What to consider when selecting a lubricant
Evolving industry legislation and heavy-duty engine oil technology means that selecting a lubricant can be challenging. So, with an abundance of oils available, what factors should be considered before making a choice?The first step should always be to consult the Original Equipment Manufacturer (OEM) vehicle manual or contact the company directly for information and advice.
Following this, the fleet and its operating conditions should be considered - a particularly important factor for the heavy-duty equipment used in the recycling industry where the use of stop/start technology is common. For this type of technology, it is important to use a more durable lubricant that can provide protection during the engine's high number of on/off cycles.
Also, for newer engines that run at higher temperatures, a conventional lubricant that suffers from an accelerated rate of oxidation and degradation under these conditions would not be the most suitable solution. Recent innovations, such as oils that meet API CK-4 or FA-4 standards, should be utilized as they offer greater resistance to oxidation and improved aeration control and shear stability.
As part of this process, operators should examine their region and climate. Fleets operating in warmer climates will have different oil requirements to fleets in the colder regions of Canada and the northern U.S. Oils that are designed to provide protection in colder temperatures have a ‘W' (which stands for winter) on the container, which features after the SAE (Society of Automotive Engineer) grade.
For those fleets in warmer areas, a heavier oil such as an SAE 30 or 40 grade would be more suitable - these resist the breakdown associated with high temperatures and ensure proper flow and engine protection.
The oil's viscosity dictates its ability to flow. In cold conditions, if the oil's viscosity is too high it may resist easy movement, delaying the lubrication and protection of the engine resulting in increased engine wear. Oils that meet industry standard tests such as Cold Crank Viscosity and Low Temperature Pumpability provide peace of mind that the oils will lubricate critical components, even in the coldest of operating conditions.

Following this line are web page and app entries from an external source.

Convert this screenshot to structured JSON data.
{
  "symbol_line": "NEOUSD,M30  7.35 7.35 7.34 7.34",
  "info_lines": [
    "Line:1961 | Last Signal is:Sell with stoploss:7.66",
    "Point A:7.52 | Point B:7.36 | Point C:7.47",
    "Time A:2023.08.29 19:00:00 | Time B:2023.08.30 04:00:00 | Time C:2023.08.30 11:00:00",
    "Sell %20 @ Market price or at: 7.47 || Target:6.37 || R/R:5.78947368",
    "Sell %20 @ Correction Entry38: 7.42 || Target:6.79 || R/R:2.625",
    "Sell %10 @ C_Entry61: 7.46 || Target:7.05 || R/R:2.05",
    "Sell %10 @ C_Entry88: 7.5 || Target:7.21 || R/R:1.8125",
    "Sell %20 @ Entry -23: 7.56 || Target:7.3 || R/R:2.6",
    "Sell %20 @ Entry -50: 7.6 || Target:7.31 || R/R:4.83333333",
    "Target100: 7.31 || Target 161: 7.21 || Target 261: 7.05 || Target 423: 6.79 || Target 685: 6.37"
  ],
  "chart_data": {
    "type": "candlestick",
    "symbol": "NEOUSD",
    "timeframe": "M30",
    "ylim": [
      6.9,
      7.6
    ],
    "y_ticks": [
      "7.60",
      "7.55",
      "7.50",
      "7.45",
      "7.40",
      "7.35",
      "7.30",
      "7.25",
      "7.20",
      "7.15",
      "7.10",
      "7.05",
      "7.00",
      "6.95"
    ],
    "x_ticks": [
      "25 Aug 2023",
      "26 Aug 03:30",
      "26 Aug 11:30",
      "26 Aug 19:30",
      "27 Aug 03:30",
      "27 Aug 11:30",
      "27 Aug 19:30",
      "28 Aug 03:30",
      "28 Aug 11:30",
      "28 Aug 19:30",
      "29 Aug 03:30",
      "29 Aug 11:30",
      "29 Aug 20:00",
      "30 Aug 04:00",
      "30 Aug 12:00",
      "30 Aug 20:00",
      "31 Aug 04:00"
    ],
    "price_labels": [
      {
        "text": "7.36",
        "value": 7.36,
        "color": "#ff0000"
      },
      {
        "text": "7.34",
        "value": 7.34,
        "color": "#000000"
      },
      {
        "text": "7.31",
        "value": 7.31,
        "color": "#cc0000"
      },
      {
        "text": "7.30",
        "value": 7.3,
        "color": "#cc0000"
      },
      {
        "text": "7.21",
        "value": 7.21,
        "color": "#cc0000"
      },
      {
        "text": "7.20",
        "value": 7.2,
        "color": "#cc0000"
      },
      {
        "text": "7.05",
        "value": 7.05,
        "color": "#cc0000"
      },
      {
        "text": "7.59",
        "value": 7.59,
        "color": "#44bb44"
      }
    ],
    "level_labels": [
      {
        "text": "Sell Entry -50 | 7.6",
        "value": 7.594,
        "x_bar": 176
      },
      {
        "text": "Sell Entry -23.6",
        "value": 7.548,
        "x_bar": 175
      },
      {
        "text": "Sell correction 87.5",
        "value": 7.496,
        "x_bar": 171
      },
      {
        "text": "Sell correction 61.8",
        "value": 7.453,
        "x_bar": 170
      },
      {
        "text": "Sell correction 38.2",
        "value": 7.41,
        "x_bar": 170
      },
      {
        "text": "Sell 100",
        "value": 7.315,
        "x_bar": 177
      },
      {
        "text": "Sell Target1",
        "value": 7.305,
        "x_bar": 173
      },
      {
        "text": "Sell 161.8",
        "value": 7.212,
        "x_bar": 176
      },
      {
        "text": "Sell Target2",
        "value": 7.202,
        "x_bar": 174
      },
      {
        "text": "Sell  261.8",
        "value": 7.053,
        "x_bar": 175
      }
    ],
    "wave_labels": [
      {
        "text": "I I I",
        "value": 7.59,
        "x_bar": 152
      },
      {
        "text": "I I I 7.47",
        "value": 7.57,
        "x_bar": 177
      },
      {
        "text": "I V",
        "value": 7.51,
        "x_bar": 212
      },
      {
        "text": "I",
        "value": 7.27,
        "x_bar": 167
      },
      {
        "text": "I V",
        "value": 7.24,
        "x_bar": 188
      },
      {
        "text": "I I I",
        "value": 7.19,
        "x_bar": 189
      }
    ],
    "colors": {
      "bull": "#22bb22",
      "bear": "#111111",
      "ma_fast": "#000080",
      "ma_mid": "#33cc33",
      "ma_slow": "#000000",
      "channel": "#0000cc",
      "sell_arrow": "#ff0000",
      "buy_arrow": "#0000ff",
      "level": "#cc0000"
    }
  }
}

Because, there are a multitude of factors to consider, it's always important to seek OEM and expert lubricant advice and recommendations ahead of changing the type or grade of engine oil used.